Cyanobacteria are one of the most important contributors to oceanic primary production and survive in a wide range of marine habitats. Much effort has been made to understand their ecological features, diversity, and evolution, based mainly on data from free-living cyanobacterial species. In addition, symbiosis has emerged as an important lifestyle of oceanic microbes and increasing knowledge of cyanobacteria in symbiotic relationships with unicellular eukaryotes suggests their significance in understanding the global oceanic ecosystem. However, detailed characteristics of these cyanobacteria remain poorly described. To gain better insight into marine cyanobacteria in symbiosis, we sequenced the genome of cyanobacteria collected from a cell of a pelagic dinoflagellate that is known to host cyanobacterial symbionts within a specialized chamber. Phylogenetic analyses using the genome sequence revealed that the cyanobacterium represents an underdescribed lineage within an extensively studied, ecologically important group of marine cyanobacteria. Metagenomic analyses demonstrated that this cyanobacterial lineage is globally distributed and strictly coexists with its host dinoflagellates, suggesting that the intimate symbiotic association allowed the cyanobacteria to escape from previous metagenomic studies. Furthermore, a comparative analysis of the protein repertoire with related species indicated that the lineage has independently undergone reductive genome evolution to a similar extent as Prochlorococcus, which has the most reduced genomes among free-living cyanobacteria. Discovery of this cyanobacterial lineage, hidden by its symbiotic lifestyle, provides crucial insights into the diversity, ecology, and evolution of marine cyanobacteria and suggests the existence of other undiscovered cryptic cyanobacterial lineages.

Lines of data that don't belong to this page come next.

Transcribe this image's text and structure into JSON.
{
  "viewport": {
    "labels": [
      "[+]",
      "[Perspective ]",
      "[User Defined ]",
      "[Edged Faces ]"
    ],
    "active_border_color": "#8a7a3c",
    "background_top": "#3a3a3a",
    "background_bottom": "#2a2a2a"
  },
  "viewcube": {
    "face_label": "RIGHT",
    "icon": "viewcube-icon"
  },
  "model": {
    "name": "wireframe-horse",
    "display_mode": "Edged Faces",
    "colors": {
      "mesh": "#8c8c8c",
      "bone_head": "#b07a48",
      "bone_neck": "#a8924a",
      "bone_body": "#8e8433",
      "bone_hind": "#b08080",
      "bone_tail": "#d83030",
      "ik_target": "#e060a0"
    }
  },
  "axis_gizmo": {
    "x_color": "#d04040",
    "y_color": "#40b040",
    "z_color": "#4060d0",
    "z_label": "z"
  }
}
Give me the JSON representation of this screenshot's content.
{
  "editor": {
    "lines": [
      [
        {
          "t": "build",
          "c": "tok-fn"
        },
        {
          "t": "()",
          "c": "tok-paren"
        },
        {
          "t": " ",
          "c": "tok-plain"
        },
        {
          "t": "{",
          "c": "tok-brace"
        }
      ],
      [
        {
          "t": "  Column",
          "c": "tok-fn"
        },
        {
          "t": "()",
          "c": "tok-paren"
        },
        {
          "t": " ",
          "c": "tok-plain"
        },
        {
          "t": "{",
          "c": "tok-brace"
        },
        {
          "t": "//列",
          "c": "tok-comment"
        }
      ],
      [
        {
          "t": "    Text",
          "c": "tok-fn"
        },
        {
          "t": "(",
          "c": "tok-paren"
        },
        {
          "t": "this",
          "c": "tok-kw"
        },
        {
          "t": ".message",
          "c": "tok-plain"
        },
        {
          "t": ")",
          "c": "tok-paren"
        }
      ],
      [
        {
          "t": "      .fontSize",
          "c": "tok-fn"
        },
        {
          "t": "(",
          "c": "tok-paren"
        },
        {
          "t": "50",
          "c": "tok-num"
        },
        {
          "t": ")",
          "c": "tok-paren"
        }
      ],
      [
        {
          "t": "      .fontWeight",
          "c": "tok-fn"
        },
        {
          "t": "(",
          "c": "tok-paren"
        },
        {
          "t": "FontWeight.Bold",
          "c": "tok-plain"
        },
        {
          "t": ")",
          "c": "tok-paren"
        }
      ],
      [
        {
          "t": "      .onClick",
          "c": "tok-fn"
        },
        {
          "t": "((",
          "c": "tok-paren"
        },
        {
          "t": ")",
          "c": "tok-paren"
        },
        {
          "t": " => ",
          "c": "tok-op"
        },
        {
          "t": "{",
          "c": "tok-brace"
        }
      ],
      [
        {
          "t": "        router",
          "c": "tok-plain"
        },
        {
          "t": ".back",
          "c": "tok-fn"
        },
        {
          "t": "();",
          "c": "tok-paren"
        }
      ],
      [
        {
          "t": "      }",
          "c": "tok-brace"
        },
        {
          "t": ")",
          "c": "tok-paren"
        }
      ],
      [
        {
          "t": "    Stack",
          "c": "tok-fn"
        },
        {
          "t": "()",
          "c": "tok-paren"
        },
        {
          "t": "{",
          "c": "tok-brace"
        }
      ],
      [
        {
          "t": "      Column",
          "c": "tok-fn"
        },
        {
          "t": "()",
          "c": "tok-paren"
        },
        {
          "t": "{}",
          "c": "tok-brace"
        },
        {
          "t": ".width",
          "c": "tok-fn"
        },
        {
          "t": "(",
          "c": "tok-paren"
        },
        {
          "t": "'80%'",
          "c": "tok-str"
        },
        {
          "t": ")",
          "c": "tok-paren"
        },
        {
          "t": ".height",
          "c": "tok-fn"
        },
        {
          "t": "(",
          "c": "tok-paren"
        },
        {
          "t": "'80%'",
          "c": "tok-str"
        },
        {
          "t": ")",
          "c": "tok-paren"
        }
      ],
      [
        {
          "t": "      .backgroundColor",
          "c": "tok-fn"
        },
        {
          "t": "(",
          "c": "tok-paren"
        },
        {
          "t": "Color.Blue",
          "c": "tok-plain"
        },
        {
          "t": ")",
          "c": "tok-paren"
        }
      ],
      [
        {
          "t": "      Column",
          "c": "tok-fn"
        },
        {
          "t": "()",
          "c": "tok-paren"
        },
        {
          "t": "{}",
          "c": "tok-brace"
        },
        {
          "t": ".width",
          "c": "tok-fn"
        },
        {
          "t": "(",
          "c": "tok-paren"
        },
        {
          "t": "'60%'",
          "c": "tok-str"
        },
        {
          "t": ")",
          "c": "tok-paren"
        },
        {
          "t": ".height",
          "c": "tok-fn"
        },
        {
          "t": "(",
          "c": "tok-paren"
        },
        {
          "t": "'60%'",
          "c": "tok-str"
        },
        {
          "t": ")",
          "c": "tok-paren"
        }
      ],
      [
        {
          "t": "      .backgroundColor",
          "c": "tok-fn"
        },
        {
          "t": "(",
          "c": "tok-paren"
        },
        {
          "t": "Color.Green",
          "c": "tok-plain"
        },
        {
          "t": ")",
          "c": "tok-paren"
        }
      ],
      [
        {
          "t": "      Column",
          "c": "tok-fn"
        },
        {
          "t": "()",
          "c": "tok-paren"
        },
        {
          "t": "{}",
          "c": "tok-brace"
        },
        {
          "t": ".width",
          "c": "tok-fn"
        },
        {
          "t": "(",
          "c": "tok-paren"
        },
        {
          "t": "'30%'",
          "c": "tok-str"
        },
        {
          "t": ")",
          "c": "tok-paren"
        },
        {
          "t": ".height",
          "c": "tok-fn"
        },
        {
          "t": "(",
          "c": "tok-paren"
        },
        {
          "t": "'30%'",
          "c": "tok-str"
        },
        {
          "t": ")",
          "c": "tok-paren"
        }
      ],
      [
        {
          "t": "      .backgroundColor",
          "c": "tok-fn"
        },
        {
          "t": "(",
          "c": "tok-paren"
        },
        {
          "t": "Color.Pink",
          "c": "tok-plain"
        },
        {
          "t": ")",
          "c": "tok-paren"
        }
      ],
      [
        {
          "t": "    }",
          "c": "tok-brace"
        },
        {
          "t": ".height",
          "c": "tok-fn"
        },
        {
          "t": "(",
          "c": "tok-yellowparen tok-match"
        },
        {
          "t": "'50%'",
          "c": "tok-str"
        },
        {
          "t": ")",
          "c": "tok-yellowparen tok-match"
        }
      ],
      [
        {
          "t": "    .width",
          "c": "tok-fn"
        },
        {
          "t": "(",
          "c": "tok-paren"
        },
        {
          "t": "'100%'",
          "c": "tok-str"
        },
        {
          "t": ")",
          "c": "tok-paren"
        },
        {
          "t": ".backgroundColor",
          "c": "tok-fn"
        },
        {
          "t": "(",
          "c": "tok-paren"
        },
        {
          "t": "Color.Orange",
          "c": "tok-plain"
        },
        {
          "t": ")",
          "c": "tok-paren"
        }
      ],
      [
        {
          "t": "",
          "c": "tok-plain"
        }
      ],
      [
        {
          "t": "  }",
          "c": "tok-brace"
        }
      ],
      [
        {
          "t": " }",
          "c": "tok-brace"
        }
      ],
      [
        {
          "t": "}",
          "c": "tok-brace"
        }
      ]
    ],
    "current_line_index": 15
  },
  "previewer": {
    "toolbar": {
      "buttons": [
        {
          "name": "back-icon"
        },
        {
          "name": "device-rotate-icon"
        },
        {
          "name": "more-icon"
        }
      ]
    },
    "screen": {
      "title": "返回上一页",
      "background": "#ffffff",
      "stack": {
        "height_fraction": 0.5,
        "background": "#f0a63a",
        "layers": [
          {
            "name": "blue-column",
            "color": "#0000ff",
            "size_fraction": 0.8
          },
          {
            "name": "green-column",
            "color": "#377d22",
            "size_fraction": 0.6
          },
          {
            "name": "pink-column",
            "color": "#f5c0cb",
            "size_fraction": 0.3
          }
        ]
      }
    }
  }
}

|Number of pages||6|
|Journal||Proceedings of the National Academy of Sciences of the United States of America|
|Publication status||Published - 2019 Aug 6|
- Single-cell genomics
ASJC Scopus subject areas